What 6 factors influence compliance?
self perception theory
people observe themselves to figure out the reasons they act the way they do
ease or difficulty a person has retrieving an attitude from memory
explicit vs implicit attitudes
- explicit: conscious attitudes
- implicit: unconscious attitudes (i.e. advertisements)
cognitive dissonance theory
a contradiction between an attitude & a behavior or 2 attitudes causes anxiety & tension
- "justifying difficult decisions"
- When a person has positive attitudes about many options but must only pick one
- The person focuses on the positive aspects of the chosen option and the negative options of those not chosen
- Example of Cognitive Dissonance Theory
When participants don't have an adequate reason for enjoying something, they have to create one
- ex. Festinger & Carlsmith
- Those who were paid more to lie about how enjoyable they found the boring task, rated the task as less enjoyable than those who were paid more.
Example of cognitive dissonance
After people put themselves through discomfort to join a group they feel as if it is more important

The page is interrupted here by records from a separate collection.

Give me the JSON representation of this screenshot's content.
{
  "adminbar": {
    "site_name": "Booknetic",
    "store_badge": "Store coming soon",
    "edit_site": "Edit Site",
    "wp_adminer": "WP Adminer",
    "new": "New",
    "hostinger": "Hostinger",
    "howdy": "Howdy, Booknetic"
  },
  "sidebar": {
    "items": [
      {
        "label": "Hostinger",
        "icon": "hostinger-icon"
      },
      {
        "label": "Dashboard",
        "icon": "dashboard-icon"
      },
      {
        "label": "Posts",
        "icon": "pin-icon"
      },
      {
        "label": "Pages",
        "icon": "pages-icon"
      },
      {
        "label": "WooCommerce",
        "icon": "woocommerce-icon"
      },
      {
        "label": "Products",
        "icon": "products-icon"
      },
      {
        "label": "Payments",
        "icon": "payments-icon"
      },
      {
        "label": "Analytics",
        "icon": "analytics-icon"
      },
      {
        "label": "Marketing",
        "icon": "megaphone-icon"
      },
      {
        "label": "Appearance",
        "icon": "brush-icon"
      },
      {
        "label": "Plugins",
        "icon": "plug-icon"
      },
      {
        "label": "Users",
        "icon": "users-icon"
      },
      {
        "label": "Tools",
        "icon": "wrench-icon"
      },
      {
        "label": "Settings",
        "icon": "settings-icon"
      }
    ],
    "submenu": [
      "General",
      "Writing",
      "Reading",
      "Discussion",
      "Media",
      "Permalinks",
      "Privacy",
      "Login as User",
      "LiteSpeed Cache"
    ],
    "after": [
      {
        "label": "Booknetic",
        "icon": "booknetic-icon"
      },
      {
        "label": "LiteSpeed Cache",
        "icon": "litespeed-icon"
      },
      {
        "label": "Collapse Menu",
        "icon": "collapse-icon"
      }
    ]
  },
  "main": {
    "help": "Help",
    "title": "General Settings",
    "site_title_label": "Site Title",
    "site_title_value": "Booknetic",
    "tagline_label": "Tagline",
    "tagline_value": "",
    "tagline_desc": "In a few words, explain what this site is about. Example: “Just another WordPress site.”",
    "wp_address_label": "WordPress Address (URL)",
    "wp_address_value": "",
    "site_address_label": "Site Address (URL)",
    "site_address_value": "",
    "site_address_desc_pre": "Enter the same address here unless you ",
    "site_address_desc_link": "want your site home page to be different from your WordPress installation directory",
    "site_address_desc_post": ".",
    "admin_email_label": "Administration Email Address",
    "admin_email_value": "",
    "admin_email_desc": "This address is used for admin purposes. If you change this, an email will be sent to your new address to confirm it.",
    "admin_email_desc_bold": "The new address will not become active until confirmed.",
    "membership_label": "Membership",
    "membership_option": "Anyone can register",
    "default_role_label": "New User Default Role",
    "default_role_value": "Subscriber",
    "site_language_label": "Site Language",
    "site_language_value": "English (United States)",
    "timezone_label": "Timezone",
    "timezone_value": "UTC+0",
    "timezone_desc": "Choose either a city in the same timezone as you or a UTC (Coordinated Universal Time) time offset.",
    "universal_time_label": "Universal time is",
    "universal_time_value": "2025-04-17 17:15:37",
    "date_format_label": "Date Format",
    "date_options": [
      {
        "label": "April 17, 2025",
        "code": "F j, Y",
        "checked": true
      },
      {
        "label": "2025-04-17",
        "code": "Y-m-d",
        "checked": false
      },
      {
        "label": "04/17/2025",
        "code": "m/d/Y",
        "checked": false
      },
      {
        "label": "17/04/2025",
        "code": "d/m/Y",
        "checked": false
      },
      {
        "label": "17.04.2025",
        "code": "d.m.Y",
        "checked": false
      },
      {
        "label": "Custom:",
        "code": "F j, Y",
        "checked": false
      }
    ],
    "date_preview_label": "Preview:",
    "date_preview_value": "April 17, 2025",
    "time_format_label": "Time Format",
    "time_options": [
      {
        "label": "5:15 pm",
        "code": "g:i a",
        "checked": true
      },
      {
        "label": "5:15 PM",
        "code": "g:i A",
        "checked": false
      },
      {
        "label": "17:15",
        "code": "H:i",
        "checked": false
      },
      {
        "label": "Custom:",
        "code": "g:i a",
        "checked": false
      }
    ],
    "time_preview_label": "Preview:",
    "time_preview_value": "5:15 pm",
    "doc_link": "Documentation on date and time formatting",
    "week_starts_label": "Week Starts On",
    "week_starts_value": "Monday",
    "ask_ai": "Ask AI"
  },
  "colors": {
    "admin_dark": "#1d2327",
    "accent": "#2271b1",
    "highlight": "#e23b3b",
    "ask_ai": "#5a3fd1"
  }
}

Aronson & Mills study: women who were made to feel uncomfortable to be able to watch a video found the video more interesting
ex. hazing to join fraternities, cults etc.
Example of Cognitive Dissonance Theory
the presence of others enhances our performance
ex. bicyclists pedal faster when together
people work less hard when in a group
Risky-shift effect (Stoner)
Groups make riskier decisions than individuals
Person begins with a very small request, secures agreement and then makes a separate larger request
Door in the Face Effect
People are more likely to agree to a smaller request after refusing a large one.
What are four ways that behavior can determine attitudes?
- Role playing
- Saying becomes believing
- The Foot in the Door technique
- Justification of cruel actions
How does role playing influence attitudes?
In the Zimbardo prison study, prisoners & guards internalized their role to such an extent that they believed the attitudes associated with their actions.
How does "saying becomes believing" determine attitudes?
Patty Hearst was kept in a kidnappers' closet for three months and adopted her kidnappers' beliefs just from hearing them
- Measured conformity
- Showed participants three lines and asked the groups to identify which was the longest.
- 75% of individuals conformed to the group's incorrect answer at least once
- Measured obedience & compliance
- Participants were instructed to "shock" a patient who answered a question incorrectly
- 2/3 went all the way to the highest voltage (!)
- Stanford Prison Experiment
- many prisoners developed extreme stress but no one quit the experiment
What are three self-persuasion processes explained by Cognitive Dissonance Theory?
- 1. Insufficient justification
- 2. Justifying effort
- 3. Justifying difficult decisions